"I'm not into myths, I'm not into legends, I'm anticeremony, I'm antinationalistic, I mean, you know, I'm sorry that people have to get through that way," he says.
"Put it this way," Grabner says. "You put him in a beautiful environment, he'd see bleak. It's true, Harvey, the knee-jerk pessimist, the Jewish tragedy, what's the difference?"
"Joyce, I believe the question was directed to me."
"Let's see if he writes down your answer."
"I used to live in a real bleak grim neighborhood where there was a lot of bitterness around me."
"We don't live in the gritty city," Grabner says. "There's a lot of things you need to know about Cleveland, including it's nicknamed the Forest City because they have this terrific urban forestry, so where we live we have more goddam trees than most people have out in the country ..."
Here in the seafood restaurant, with government employes taking Friday slides to climb onto bar stools with the same hearty finesse that Hell's Angels climb onto motorcycles with, Pekar says: "One of the reasons I write is to push people's face into life rather than to have them try to escape it. If people started to face up to their responsibility as citizens and started to read the goddam paper and find out what the hell was going wrong with the goddam country and worry as much about politics as they know about pro football ... and I know something about pro football too, you know, I'm a sports fan, I think if they did that they wouldn't, like, elect some guy to be president, some guy who's mediocre, and they choose him, they'll pick people for political office who are, you know, who are like them."
Wait a second. Who is he to be condescending -- this childless, middle-aged college dropout with 22 years in the same job, this shameless flunky whose wife made a doll of him with an "anatomically correct bald spot" and carried it around a booksellers' convention?
"Yeah, I'm kind of a klutzy guy, like a screw-up. I don't feel like I'm a loser but at a lot of things I'm inept, as Joyce has so eloquently testified. I mean, you know, starting with my mother always yelling and screaming at me for screwing up things, you know, I've had that image of myself pounded into myself ..."
Andnow he has the right to yell at everybody else?
"Well, first of all ..."
"Who yells at them otherwise?" Grabner demands.
Such life, such times, such arguments.
Grabner says: "We had a way of solving arguments that maybe we ought to start getting back to -- that he could pick me up in the air and I could scream and yell at him as long as I could keep a straight face, and he could yell at me as long as he could hold me up in the air. Then it became insufferably close to Spencer Tracy and Katharine Hepburn cute crap."
"I don't hold her over my head, I just pick her up, I don't know," Pekar says.
"He just holds me up in the air ..."
"You wouldn't be impressed."
"You'd be impressed," Grabner says.

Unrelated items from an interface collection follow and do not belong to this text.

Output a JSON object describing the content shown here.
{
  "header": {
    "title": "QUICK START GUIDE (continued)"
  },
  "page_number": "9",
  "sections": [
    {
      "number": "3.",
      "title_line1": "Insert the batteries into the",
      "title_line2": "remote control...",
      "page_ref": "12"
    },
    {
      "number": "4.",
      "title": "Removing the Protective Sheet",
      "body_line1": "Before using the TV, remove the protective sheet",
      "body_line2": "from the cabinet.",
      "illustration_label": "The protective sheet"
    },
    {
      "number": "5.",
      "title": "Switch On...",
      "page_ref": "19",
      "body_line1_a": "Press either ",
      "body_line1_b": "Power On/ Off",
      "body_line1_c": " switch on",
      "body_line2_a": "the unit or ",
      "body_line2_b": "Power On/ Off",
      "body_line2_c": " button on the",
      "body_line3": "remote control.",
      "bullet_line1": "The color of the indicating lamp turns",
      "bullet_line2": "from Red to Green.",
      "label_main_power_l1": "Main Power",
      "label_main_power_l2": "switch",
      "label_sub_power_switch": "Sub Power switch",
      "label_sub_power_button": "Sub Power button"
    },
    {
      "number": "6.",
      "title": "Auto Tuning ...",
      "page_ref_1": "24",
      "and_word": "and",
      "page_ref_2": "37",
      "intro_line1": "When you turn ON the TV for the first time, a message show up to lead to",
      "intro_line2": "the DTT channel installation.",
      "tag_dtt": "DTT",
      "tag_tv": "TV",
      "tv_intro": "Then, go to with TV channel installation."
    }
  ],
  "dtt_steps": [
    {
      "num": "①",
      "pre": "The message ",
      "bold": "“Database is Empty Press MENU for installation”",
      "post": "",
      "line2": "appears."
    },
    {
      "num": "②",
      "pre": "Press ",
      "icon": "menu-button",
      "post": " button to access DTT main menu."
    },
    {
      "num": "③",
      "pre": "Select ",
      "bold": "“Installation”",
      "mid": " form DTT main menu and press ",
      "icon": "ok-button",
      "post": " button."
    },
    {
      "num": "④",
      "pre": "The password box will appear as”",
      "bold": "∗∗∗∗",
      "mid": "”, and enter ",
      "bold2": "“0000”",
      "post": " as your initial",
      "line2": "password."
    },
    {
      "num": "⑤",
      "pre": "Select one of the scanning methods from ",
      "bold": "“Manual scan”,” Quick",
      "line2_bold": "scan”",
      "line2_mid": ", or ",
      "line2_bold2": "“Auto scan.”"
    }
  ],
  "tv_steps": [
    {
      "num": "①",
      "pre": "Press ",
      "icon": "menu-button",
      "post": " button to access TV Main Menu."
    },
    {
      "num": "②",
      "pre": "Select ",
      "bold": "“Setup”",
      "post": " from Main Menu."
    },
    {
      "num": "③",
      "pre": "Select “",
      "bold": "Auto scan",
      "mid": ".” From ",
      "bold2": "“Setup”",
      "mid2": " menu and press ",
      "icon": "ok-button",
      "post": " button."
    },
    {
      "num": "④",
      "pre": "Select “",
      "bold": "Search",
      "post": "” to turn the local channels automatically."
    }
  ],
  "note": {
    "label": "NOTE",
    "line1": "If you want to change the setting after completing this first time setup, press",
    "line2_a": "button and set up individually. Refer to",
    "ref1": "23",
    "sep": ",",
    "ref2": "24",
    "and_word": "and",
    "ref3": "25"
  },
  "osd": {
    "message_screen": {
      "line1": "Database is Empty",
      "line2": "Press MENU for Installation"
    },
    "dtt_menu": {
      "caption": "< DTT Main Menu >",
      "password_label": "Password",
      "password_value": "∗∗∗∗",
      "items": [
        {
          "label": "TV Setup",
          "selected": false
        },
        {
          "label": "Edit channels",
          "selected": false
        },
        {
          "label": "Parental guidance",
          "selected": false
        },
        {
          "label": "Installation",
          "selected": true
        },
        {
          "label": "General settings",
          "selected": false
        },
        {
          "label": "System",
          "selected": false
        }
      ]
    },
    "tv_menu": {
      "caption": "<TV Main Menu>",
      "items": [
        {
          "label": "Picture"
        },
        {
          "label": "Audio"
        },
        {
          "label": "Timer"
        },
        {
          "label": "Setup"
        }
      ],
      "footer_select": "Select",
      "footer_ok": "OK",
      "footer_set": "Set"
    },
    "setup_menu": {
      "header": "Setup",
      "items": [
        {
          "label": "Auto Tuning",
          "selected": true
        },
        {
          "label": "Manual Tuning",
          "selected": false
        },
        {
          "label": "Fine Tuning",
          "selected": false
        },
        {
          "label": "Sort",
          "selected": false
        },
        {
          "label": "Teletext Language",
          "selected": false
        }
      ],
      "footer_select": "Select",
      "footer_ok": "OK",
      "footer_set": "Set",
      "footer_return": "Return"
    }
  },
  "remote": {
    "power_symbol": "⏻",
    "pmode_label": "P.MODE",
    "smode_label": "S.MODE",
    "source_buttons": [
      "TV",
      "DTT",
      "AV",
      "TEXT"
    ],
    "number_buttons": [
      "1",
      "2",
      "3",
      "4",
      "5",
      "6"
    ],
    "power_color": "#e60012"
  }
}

"I'm strong for my size, I can do one-handed push-ups, okay? Like, you know, I'll do some out in the parking lot and prove it to you. It's a matter of public record, it's on tape ..."
"If you don't watch out you're gonna become like Norman Mailer," Grabner says.
"All I can tell you is that on the second David Letterman show I did some one-handed push-ups. I'll do them for you outside."
Outside, in the parking lot, in his lumberjack shirt and corduroy pants, Pekar lies down on his stomach. He puts one hand behind his back. He gets his balance, and he pushes himself up on one hand. He does this four times. It's quite a feat, and you know that when it's being done in a restaurant parking lot, it says something.
Grabner checks to see if anybody's looking, and doesn't say a word.